Some of the tour vans/trucks will throw out freebies to the crowd.  I was anticipating they would hand out a bunch of cow bells, or thunder sticks or something like that.  Last year, LiveStrong handed out a bunch of chalk where fans can write messages to their favorite cyclists (but I think this created too much chalk dust when they pass by).  This time, they threw out something, but we couldn’t tell what it was.

Ok, how many cyclists does it take to decipher a freebie?  Four seems to be the magical number … and what was the freebie???  a stinkin’ patch kit.  I guess economic times are tough, aren’t they?

This spot was getting more and more popular.  We had some marine boot camp stop by our same spot … I think they knew about this spot, as later, I saw a big bus at the top, and they just ran their boot camp down 3 miles just to view the race.

More and more marines were coming down, till we had almost 40 marines there.  Looks like we won’t have a security problem here.  Looking for a few good men?  How about a few good cyclists?  Sorry, I had to throw that one in.

We even had the Kings Mountain elementary school pay a visit.  I met my friend Alan (aka SesameCrunch, from there.  His kid is in the elementary school, and they were there to cheer on the likes of Lance, DZ, Levi, George, and other American cyclists.  This was truely becoming an awesome venue.

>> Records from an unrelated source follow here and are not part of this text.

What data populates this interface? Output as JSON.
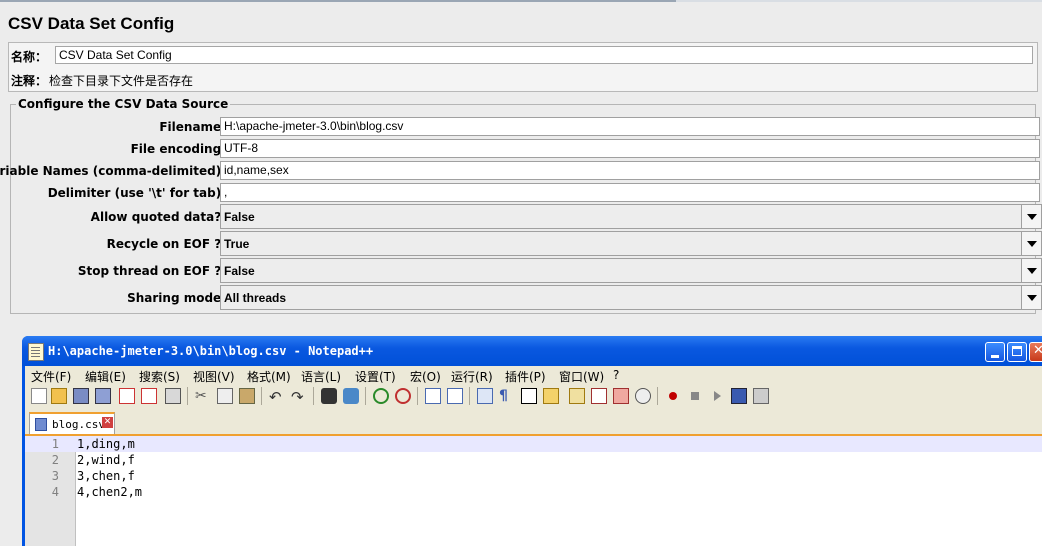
{
  "panel": {
    "title": "CSV Data Set Config",
    "name_label": "名称：",
    "name_value": "CSV Data Set Config",
    "comment_label": "注释：",
    "comment_value": "检查下目录下文件是否存在",
    "group_title": "Configure the CSV Data Source",
    "fields": {
      "filename_label": "Filename:",
      "filename_value": "H:\\apache-jmeter-3.0\\bin\\blog.csv",
      "encoding_label": "File encoding:",
      "encoding_value": "UTF-8",
      "varnames_label": "Variable Names (comma-delimited):",
      "varnames_value": "id,name,sex",
      "delimiter_label": "Delimiter (use '\\t' for tab):",
      "delimiter_value": ",",
      "quoted_label": "Allow quoted data?:",
      "quoted_value": "False",
      "recycle_label": "Recycle on EOF ?:",
      "recycle_value": "True",
      "stopthread_label": "Stop thread on EOF ?:",
      "stopthread_value": "False",
      "sharing_label": "Sharing mode:",
      "sharing_value": "All threads"
    }
  },
  "notepad": {
    "window_title": "H:\\apache-jmeter-3.0\\bin\\blog.csv - Notepad++",
    "menu": [
      "文件(F)",
      "编辑(E)",
      "搜索(S)",
      "视图(V)",
      "格式(M)",
      "语言(L)",
      "设置(T)",
      "宏(O)",
      "运行(R)",
      "插件(P)",
      "窗口(W)",
      "?"
    ],
    "tab_label": "blog.csv",
    "lines": [
      {
        "num": "1",
        "text": "1,ding,m"
      },
      {
        "num": "2",
        "text": "2,wind,f"
      },
      {
        "num": "3",
        "text": "3,chen,f"
      },
      {
        "num": "4",
        "text": "4,chen2,m"
      }
    ]
  },
  "icons": [
    "new-file-icon",
    "open-file-icon",
    "save-icon",
    "save-all-icon",
    "close-icon",
    "close-all-icon",
    "print-icon",
    "cut-icon",
    "copy-icon",
    "paste-icon",
    "undo-icon",
    "redo-icon",
    "find-icon",
    "replace-icon",
    "zoom-in-icon",
    "zoom-out-icon",
    "sync-v-icon",
    "sync-h-icon",
    "wrap-icon",
    "all-chars-icon",
    "indent-guide-icon",
    "user-lang-icon",
    "doc-map-icon",
    "function-list-icon",
    "folder-icon",
    "monitor-icon",
    "record-macro-icon",
    "stop-macro-icon",
    "play-macro-icon",
    "run-macro-multi-icon",
    "save-macro-icon"
  ]
}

It’s a good thing we had all this much going on where we were … otherwise, we’d be bored out of our gorge.  Being cold and wet is one thing, but suffering through that with nothing to do???  That would be pure torture.

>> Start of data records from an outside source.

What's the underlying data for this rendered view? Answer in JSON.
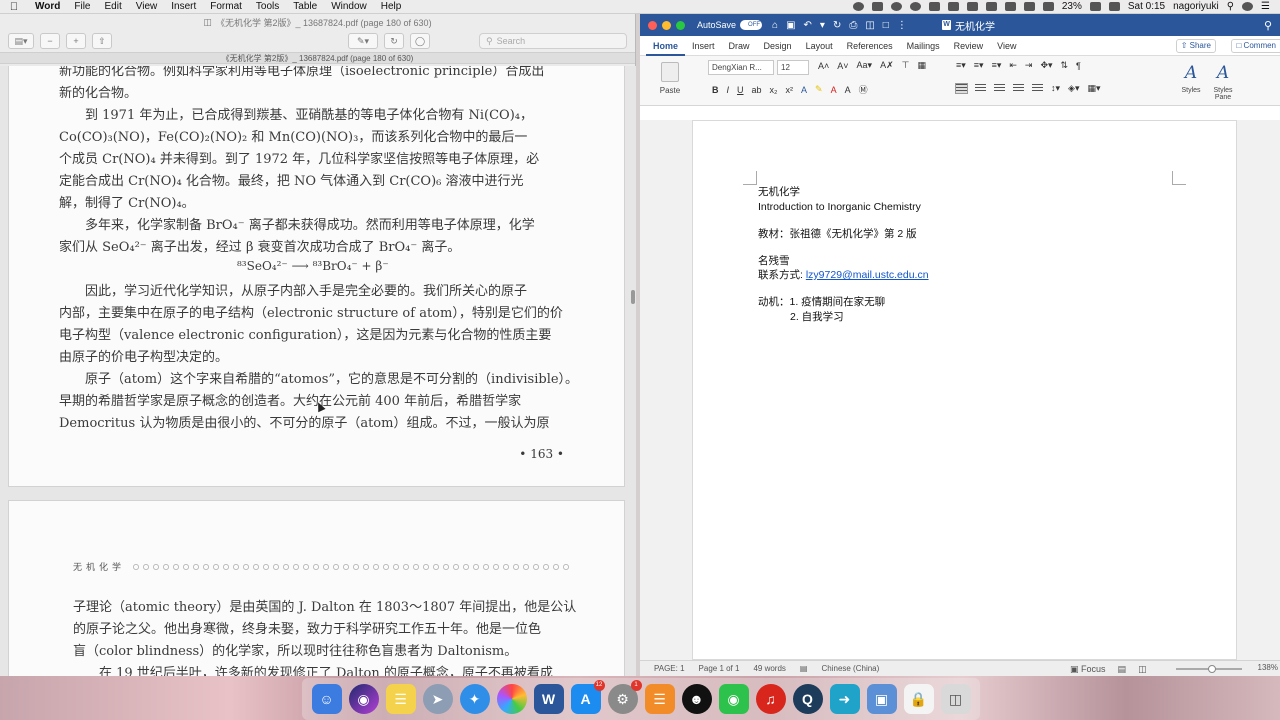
{
  "menubar": {
    "app_name": "Word",
    "items": [
      "File",
      "Edit",
      "View",
      "Insert",
      "Format",
      "Tools",
      "Table",
      "Window",
      "Help"
    ],
    "battery": "23%",
    "clock": "Sat 0:15",
    "user": "nagoriyuki"
  },
  "pdf": {
    "window_title": "《无机化学 第2版》_ 13687824.pdf (page 180 of 630)",
    "tab_title": "《无机化学 第2版》_ 13687824.pdf (page 180 of 630)",
    "search_placeholder": "Search",
    "page_a_lines": [
      "新功能的化合物。例如科学家利用等电子体原理（isoelectronic principle）合成出",
      "新的化合物。",
      "　　到 1971 年为止，已合成得到羰基、亚硝酰基的等电子体化合物有 Ni(CO)₄，",
      "Co(CO)₃(NO)，Fe(CO)₂(NO)₂ 和 Mn(CO)(NO)₃，而该系列化合物中的最后一",
      "个成员 Cr(NO)₄ 并未得到。到了 1972 年，几位科学家坚信按照等电子体原理，必",
      "定能合成出 Cr(NO)₄ 化合物。最终，把 NO 气体通入到 Cr(CO)₆ 溶液中进行光",
      "解，制得了 Cr(NO)₄。",
      "　　多年来，化学家制备 BrO₄⁻ 离子都未获得成功。然而利用等电子体原理，化学",
      "家们从 SeO₄²⁻ 离子出发，经过 β 衰变首次成功合成了 BrO₄⁻ 离子。",
      "　　因此，学习近代化学知识，从原子内部入手是完全必要的。我们所关心的原子",
      "内部，主要集中在原子的电子结构（electronic structure of atom），特别是它们的价",
      "电子构型（valence electronic configuration），这是因为元素与化合物的性质主要",
      "由原子的价电子构型决定的。",
      "　　原子（atom）这个字来自希腊的“atomos”，它的意思是不可分割的（indivisible）。",
      "早期的希腊哲学家是原子概念的创造者。大约在公元前 400 年前后，希腊哲学家",
      "Democritus 认为物质是由很小的、不可分的原子（atom）组成。不过，一般认为原"
    ],
    "equation": "⁸³SeO₄²⁻ ⟶ ⁸³BrO₄⁻ + β⁻",
    "page_a_number": "• 163 •",
    "page_b_running_head": "无机化学",
    "page_b_lines": [
      "子理论（atomic theory）是由英国的 J. Dalton 在 1803～1807 年间提出，他是公认",
      "的原子论之父。他出身寒微，终身未娶，致力于科学研究工作五十年。他是一位色",
      "盲（color blindness）的化学家，所以现时往往称色盲患者为 Daltonism。",
      "　　在 19 世纪后半叶，许多新的发现修正了 Dalton 的原子概念，原子不再被看成"
    ]
  },
  "word": {
    "autosave_label": "AutoSave",
    "autosave_state": "OFF",
    "doc_title": "无机化学",
    "tabs": [
      "Home",
      "Insert",
      "Draw",
      "Design",
      "Layout",
      "References",
      "Mailings",
      "Review",
      "View"
    ],
    "share_label": "Share",
    "comments_label": "Commen",
    "paste_label": "Paste",
    "font_name": "DengXian R...",
    "font_size": "12",
    "styles_label": "Styles",
    "styles_pane_label": "Styles Pane",
    "document": {
      "line1": "无机化学",
      "line2": "Introduction to Inorganic Chemistry",
      "line3": "教材：张祖德《无机化学》第 2 版",
      "line4": "名残雪",
      "contact_label": "联系方式: ",
      "email": "lzy9729@mail.ustc.edu.cn",
      "motive_label": "动机：",
      "motive_1": "1. 疫情期间在家无聊",
      "motive_2": "2. 自我学习"
    },
    "status": {
      "page": "PAGE: 1",
      "page_of": "Page 1 of 1",
      "words": "49 words",
      "language": "Chinese (China)",
      "focus": "Focus",
      "zoom": "138%"
    }
  },
  "dock": {
    "appstore_badge": "12",
    "settings_badge": "1"
  },
  "colors": {
    "word_blue": "#2b579a",
    "link": "#1155cc",
    "close": "#ff5f57",
    "minimize": "#febc2e",
    "zoom": "#28c840"
  }
}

The riders finally come … yippee!!!  However, due to my ineptitudes with doing action shots with my camera, most of the shots didn’t come out (and those that did came out really blurry).  Since this is the first KOM (King of the Mountain), there wasn’t a big split in the group.  There was a small group of 5 that charged up ahead … but the rest of the pack stayed intact on the climb up Tunitas.  I have never before seen a 100 rider pack, all ride together up Tunitas.  I heard one report they were going up Tunitas at 16 mph …. that’s 16 mph.  I’d be lucky if I maintained 6-7 mph.

Ok, that is it … now to get off the mountain.  Since it is so wet and slick, I’m not in a real hurry to get down the mountain.  I had made it down without incident, but about 500 yards from the bottom of Kings, we see a rider down.  That is definitely not what I wanted to see.  It turns out the cyclist was riding a touring bike, with panniers on both sides … he was carrying some road cones … what the heck is he doing carrying road cones on his bike?  Perhaps this caused some inbalance, and he lost balance?  He was a little cut up, but what drove me crazy was that he was on his back, and he kept trying to roll around, move, and do everything that someone injured should not do.  We kept telling him not to move, but he wouldn’t listen.

I waited long enough for CHP, fire trucks, and paramedics to come.  Out of respect, I chose not to take any pictures … these are scenes I do not want to take.

As soon as I got out of Woodside, and closer to Palo Alto, I see sun, and shadows … where the heck was this while we were freezing our asses off on Tunitas Creek?

Just to add insult to injury, I get home to watch the live coverage, and they are on Bonny Doon; it is nice and sunny there.  I bet you anything that the sun popped out right after the pelaton headed towards the coast.  Just our luck.

Hopefully Stage 4 will be clear and sunny.  I definitely don’t want to be sitting in rain while on Sierra Road.